(Dataset rows for apps and sites)
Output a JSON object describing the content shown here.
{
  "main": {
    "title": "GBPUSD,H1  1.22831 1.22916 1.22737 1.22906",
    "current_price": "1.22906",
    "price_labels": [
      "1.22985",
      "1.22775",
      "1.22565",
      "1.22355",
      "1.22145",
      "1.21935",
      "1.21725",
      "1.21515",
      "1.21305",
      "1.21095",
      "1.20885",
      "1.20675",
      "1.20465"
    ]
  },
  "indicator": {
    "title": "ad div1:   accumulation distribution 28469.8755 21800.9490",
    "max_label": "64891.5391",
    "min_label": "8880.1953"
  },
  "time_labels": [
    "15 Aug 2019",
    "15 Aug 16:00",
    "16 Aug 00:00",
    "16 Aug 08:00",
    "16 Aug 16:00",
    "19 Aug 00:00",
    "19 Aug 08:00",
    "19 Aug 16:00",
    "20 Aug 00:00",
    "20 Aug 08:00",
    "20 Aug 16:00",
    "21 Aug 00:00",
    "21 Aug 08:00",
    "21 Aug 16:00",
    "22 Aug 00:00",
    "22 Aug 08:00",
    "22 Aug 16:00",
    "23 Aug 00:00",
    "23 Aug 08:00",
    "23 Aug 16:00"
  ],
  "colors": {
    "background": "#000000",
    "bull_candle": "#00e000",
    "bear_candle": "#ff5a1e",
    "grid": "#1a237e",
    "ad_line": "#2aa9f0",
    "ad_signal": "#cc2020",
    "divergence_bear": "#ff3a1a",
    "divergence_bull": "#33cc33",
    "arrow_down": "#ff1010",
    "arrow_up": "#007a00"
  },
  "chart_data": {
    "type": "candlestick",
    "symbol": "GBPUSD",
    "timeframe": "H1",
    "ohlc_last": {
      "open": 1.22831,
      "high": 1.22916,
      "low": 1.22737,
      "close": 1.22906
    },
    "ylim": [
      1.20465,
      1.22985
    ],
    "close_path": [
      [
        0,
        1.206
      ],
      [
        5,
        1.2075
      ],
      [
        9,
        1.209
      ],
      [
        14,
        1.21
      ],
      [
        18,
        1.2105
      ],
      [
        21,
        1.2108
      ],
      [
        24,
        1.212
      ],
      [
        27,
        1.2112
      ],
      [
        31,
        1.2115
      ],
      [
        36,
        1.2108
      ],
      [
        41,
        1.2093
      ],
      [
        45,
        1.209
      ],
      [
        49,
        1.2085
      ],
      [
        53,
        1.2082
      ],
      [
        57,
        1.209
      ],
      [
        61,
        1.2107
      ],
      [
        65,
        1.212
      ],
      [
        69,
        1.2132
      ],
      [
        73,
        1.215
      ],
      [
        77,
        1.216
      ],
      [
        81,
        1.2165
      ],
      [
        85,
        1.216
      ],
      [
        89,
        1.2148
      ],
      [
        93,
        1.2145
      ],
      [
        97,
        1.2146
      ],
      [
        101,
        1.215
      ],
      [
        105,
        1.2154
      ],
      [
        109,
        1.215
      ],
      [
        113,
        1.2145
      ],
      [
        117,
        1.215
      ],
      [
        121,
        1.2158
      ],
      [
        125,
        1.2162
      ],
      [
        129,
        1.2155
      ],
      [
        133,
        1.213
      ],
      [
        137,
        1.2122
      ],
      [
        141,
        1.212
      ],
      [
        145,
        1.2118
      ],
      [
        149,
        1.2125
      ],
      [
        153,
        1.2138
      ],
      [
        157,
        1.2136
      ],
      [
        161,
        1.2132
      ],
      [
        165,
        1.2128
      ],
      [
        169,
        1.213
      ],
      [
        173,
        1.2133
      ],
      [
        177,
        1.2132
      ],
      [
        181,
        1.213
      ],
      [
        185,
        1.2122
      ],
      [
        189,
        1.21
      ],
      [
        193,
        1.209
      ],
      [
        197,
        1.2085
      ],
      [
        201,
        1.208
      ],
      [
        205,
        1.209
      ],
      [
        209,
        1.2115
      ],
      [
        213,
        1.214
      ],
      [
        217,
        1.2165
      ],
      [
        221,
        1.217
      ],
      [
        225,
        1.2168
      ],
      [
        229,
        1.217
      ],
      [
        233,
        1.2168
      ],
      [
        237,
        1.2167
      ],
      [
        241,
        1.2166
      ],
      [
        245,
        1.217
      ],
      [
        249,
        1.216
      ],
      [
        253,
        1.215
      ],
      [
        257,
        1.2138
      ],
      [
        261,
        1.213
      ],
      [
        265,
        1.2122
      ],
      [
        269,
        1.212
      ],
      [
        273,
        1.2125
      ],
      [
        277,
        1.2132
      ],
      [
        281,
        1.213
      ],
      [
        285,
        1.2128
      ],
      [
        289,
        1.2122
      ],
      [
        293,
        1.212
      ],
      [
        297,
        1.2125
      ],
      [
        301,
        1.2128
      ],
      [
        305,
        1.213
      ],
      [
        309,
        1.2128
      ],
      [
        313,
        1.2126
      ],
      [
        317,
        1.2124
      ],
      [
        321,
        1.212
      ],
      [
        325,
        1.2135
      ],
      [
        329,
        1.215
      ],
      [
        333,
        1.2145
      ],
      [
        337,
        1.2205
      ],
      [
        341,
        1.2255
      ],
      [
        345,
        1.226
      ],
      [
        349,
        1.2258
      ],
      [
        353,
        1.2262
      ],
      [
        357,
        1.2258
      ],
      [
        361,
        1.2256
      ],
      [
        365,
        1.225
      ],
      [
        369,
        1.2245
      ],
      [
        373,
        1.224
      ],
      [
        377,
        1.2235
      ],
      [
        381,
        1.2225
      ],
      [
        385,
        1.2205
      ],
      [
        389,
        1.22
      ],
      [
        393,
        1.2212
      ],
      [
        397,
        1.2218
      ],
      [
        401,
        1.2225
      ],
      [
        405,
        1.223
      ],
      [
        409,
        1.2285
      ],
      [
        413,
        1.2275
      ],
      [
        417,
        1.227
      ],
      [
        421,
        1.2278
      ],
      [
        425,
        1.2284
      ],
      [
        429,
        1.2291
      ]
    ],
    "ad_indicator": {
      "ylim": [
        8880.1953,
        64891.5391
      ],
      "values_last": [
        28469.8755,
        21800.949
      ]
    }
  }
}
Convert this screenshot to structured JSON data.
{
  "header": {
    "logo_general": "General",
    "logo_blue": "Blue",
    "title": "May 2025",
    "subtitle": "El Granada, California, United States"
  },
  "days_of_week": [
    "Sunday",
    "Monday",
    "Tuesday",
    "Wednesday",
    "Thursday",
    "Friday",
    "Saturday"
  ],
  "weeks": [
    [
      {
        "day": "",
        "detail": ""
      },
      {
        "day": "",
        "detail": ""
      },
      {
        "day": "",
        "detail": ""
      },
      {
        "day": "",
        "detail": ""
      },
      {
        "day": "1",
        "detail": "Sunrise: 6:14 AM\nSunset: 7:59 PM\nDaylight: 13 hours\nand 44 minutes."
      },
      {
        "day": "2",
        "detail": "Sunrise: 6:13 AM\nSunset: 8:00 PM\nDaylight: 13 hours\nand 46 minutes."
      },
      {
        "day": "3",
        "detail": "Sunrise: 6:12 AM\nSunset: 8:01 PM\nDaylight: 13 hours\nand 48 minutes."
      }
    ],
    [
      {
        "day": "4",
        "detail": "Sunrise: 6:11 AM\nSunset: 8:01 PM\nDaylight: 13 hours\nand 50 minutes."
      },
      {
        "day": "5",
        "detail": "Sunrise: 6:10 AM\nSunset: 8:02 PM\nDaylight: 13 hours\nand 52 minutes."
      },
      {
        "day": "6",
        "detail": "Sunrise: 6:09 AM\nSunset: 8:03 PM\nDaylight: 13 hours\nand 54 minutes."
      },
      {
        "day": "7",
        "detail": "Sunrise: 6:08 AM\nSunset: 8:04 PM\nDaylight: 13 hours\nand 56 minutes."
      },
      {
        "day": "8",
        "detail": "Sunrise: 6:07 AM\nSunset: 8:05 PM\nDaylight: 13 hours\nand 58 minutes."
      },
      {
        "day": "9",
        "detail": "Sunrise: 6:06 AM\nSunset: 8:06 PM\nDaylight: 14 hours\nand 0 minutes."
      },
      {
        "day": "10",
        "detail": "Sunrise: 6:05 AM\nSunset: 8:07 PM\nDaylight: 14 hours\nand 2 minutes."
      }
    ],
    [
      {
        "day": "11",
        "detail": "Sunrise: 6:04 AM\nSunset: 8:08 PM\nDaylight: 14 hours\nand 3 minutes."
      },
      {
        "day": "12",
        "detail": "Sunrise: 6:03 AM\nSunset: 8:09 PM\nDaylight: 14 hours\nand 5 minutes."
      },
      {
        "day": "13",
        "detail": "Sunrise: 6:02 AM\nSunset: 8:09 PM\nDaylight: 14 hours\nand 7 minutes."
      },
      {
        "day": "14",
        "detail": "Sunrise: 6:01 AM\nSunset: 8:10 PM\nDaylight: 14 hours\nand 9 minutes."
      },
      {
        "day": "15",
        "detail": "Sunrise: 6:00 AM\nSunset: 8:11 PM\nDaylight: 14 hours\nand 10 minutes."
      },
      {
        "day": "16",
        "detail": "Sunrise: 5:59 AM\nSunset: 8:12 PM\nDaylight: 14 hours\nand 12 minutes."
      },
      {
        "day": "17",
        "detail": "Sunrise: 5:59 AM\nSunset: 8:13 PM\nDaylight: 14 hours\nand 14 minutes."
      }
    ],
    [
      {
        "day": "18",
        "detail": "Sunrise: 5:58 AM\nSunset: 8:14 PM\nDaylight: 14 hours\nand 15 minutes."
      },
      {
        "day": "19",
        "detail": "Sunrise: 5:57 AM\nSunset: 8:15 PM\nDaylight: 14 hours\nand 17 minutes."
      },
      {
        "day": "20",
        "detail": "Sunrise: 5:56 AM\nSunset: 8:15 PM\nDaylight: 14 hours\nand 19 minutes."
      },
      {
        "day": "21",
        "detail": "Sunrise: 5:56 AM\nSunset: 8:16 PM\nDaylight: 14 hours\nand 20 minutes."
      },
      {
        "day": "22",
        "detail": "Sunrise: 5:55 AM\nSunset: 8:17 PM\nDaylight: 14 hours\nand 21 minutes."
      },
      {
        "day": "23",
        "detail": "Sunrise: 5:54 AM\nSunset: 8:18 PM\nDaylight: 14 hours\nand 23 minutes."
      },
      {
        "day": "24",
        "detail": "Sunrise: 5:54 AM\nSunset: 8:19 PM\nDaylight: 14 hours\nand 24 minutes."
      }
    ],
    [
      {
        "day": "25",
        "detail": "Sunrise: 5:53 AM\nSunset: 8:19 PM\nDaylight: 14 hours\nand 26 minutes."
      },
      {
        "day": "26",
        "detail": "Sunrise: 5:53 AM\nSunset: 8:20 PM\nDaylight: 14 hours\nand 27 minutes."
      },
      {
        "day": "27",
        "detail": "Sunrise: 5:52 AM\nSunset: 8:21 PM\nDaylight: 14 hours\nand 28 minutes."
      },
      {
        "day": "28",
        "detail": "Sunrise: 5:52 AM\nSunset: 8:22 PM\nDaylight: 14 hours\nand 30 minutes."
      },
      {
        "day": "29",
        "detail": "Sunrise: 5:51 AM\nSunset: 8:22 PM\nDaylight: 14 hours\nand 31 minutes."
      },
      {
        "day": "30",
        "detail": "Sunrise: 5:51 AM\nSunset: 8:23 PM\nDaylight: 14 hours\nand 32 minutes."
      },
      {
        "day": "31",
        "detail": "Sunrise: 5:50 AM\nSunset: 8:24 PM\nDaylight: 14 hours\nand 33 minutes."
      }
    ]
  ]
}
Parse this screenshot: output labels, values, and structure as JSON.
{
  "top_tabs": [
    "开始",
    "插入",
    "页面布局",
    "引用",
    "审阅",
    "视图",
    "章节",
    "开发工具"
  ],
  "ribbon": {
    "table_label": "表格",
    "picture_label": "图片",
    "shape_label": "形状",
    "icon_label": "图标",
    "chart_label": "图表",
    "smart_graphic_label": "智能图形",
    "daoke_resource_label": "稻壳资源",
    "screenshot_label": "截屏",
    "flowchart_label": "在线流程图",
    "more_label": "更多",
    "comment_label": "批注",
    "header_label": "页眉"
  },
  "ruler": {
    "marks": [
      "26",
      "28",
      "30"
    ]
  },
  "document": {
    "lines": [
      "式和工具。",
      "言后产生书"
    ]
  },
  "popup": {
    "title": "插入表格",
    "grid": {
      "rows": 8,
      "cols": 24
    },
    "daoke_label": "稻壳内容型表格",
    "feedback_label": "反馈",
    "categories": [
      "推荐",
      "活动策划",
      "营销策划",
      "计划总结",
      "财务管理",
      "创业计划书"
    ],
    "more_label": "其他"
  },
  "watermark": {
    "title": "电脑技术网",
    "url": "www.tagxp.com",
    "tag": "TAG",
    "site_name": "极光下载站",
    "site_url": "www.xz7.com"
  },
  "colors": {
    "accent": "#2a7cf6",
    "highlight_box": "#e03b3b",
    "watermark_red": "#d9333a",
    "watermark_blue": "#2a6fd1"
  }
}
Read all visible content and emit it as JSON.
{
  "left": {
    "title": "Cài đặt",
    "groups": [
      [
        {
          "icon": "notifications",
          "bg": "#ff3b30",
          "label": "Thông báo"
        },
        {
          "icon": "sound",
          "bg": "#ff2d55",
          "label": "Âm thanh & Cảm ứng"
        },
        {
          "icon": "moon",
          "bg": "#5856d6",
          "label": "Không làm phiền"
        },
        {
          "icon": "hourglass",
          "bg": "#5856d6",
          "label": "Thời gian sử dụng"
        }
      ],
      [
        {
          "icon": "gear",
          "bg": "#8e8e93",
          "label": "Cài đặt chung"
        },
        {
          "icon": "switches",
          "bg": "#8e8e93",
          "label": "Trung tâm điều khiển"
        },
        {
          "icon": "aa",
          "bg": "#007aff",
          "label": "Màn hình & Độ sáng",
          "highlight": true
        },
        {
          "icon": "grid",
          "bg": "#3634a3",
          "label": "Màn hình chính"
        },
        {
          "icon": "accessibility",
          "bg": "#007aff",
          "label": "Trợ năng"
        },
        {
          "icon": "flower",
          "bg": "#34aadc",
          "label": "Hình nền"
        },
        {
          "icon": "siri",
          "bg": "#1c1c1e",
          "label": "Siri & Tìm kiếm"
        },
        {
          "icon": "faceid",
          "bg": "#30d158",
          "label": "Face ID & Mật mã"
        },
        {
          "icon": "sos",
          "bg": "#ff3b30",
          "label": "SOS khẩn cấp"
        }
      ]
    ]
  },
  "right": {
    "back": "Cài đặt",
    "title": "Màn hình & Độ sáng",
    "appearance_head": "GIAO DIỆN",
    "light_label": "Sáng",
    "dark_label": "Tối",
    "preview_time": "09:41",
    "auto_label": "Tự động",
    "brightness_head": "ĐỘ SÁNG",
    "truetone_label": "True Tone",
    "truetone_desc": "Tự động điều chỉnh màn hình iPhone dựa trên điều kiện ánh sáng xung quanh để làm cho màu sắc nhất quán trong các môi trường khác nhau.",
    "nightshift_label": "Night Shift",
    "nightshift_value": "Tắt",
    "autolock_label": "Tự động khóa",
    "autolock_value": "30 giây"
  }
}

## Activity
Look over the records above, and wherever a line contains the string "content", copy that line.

## Answer space
Output a JSON object describing the content shown here.
Read all visible content and emit it as JSON.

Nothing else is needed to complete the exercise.